WHAT NEEDS TO BE DONE:
Each entry is to be retyped exactly as it stands.

____ PROVIDED MATERIAL

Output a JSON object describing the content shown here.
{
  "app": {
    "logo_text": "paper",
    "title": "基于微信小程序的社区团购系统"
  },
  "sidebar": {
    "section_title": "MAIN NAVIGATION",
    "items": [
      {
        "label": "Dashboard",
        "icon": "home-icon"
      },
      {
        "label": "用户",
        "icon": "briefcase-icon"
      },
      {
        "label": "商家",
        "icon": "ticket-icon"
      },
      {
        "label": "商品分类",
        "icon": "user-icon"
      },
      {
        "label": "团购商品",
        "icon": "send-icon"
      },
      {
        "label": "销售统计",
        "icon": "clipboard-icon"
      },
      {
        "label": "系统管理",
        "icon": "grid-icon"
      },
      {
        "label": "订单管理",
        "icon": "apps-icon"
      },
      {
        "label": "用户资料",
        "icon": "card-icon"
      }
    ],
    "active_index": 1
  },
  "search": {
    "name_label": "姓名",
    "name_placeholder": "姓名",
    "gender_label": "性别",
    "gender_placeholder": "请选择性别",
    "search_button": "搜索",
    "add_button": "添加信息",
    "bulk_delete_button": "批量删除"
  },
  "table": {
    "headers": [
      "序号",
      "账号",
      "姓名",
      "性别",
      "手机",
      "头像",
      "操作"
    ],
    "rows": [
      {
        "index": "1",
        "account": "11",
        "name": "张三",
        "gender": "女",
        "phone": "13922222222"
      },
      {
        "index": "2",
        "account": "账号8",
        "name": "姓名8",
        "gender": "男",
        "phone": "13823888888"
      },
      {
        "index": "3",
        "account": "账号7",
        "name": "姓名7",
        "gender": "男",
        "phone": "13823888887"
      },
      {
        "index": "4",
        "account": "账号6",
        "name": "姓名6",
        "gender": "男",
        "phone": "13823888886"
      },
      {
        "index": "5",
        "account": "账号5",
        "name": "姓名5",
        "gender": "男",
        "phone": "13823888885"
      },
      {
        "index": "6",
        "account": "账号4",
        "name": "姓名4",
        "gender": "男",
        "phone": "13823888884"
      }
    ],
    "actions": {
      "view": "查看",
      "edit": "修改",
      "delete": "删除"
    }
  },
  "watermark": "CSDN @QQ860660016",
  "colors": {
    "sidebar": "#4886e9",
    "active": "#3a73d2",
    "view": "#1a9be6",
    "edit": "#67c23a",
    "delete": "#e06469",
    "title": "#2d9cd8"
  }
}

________

WRITTEN ANSWER:
Output a JSON object describing the content shown here.
{
  "app": {
    "logo_text": "paper",
    "title": "基于微信小程序的社区团购系统"
  },
  "sidebar": {
    "section_title": "MAIN NAVIGATION",
    "items": [
      {
        "label": "Dashboard",
        "icon": "home-icon"
      },
      {
        "label": "用户",
        "icon": "briefcase-icon"
      },
      {
        "label": "商家",
        "icon": "ticket-icon"
      },
      {
        "label": "商品分类",
        "icon": "user-icon"
      },
      {
        "label": "团购商品",
        "icon": "send-icon"
      },
      {
        "label": "销售统计",
        "icon": "clipboard-icon"
      },
      {
        "label": "系统管理",
        "icon": "grid-icon"
      },
      {
        "label": "订单管理",
        "icon": "apps-icon"
      },
      {
        "label": "用户资料",
        "icon": "card-icon"
      }
    ],
    "active_index": 1
  },
  "search": {
    "name_label": "姓名",
    "name_placeholder": "姓名",
    "gender_label": "性别",
    "gender_placeholder": "请选择性别",
    "search_button": "搜索",
    "add_button": "添加信息",
    "bulk_delete_button": "批量删除"
  },
  "table": {
    "headers": [
      "序号",
      "账号",
      "姓名",
      "性别",
      "手机",
      "头像",
      "操作"
    ],
    "rows": [
      {
        "index": "1",
        "account": "11",
        "name": "张三",
        "gender": "女",
        "phone": "13922222222"
      },
      {
        "index": "2",
        "account": "账号8",
        "name": "姓名8",
        "gender": "男",
        "phone": "13823888888"
      },
      {
        "index": "3",
        "account": "账号7",
        "name": "姓名7",
        "gender": "男",
        "phone": "13823888887"
      },
      {
        "index": "4",
        "account": "账号6",
        "name": "姓名6",
        "gender": "男",
        "phone": "13823888886"
      },
      {
        "index": "5",
        "account": "账号5",
        "name": "姓名5",
        "gender": "男",
        "phone": "13823888885"
      },
      {
        "index": "6",
        "account": "账号4",
        "name": "姓名4",
        "gender": "男",
        "phone": "13823888884"
      }
    ],
    "actions": {
      "view": "查看",
      "edit": "修改",
      "delete": "删除"
    }
  },
  "watermark": "CSDN @QQ860660016",
  "colors": {
    "sidebar": "#4886e9",
    "active": "#3a73d2",
    "view": "#1a9be6",
    "edit": "#67c23a",
    "delete": "#e06469",
    "title": "#2d9cd8"
  }
}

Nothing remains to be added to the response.